I read that just a few feet difference in height would show a different rate of time and that was measurable. However, If the clock that is at a more elevated position it will be traveling through more space, is that what is responsible for the difference in the rate of time for that clock? I understand that clocks at different heights from the earths gravity field do experience different rates of the flow of time. I wish to know what is the cause of this difference.
On a non-rotating planet, a higher clock (at rest relative to the surface of the planet) would always tick faster than a lower clock, pre-supposing one has the usual synchronization scheme so that we can talk about comparing clock rates at all.
By "at rest", I basically mean having a constant latitude and lognitude relative to the surface of the planet.
On a rotating planet, if we assume that the clock is still at rest relative to the surface of the planet by keeping a constant lattitude and longitude, there may be an additional effect that counters this.

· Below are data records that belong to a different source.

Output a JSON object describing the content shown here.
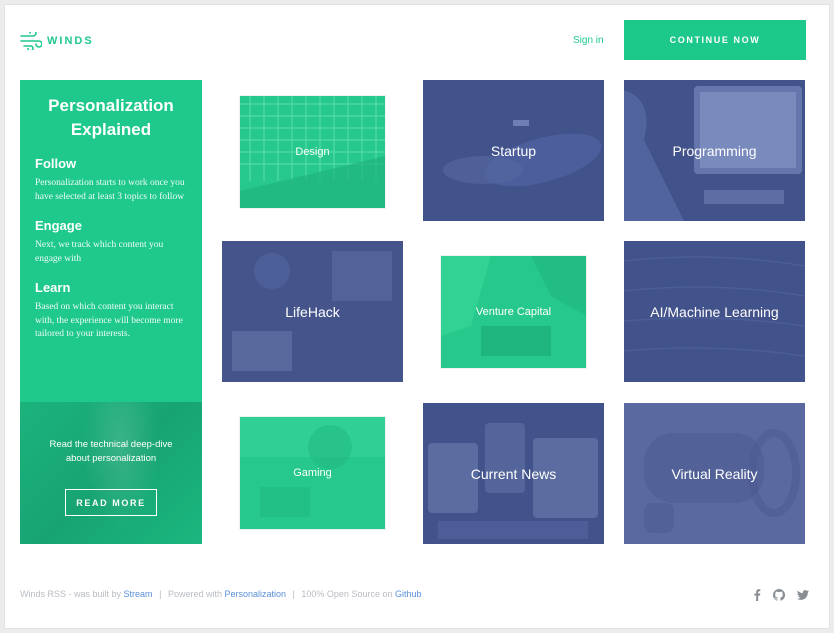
{
  "header": {
    "logo_text": "WINDS",
    "sign_in": "Sign in",
    "continue": "CONTINUE NOW"
  },
  "sidebar": {
    "title_line1": "Personalization",
    "title_line2": "Explained",
    "sections": [
      {
        "heading": "Follow",
        "body": "Personalization starts to work once you have selected at least 3 topics to follow"
      },
      {
        "heading": "Engage",
        "body": "Next, we track which content you engage with"
      },
      {
        "heading": "Learn",
        "body": "Based on which content you interact with, the experience will become more tailored to your interests."
      }
    ],
    "deep_dive_line1": "Read the technical deep-dive",
    "deep_dive_line2": "about personalization",
    "read_more": "READ MORE"
  },
  "topics": [
    {
      "label": "Design"
    },
    {
      "label": "Startup"
    },
    {
      "label": "Programming"
    },
    {
      "label": "LifeHack"
    },
    {
      "label": "Venture Capital"
    },
    {
      "label": "AI/Machine Learning"
    },
    {
      "label": "Gaming"
    },
    {
      "label": "Current News"
    },
    {
      "label": "Virtual Reality"
    }
  ],
  "footer": {
    "prefix": "Winds RSS - was built by",
    "stream_link": "Stream",
    "sep": "|",
    "powered": "Powered with",
    "personalization_link": "Personalization",
    "open_source": "100% Open Source on",
    "github_link": "Github"
  },
  "colors": {
    "brand_green": "#1fc98c",
    "tile_blue": "#42528a",
    "link_blue": "#5a8fd8"
  },
  "icons": [
    "winds-logo-icon",
    "facebook-icon",
    "github-icon",
    "twitter-icon"
  ]
}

This effect goes in the opposite direction if it is present, and may even become large enough to counter the first effect if the altitude is high enough.
The opposing effect will be largest for a clock on the equator, and totally absent for a clock at the poles.
It's possible to be more quantitative, but the original question wasn't phrased very precisely to I think this may be an adequate answer. Assuming I have guessed the question correctly, of course.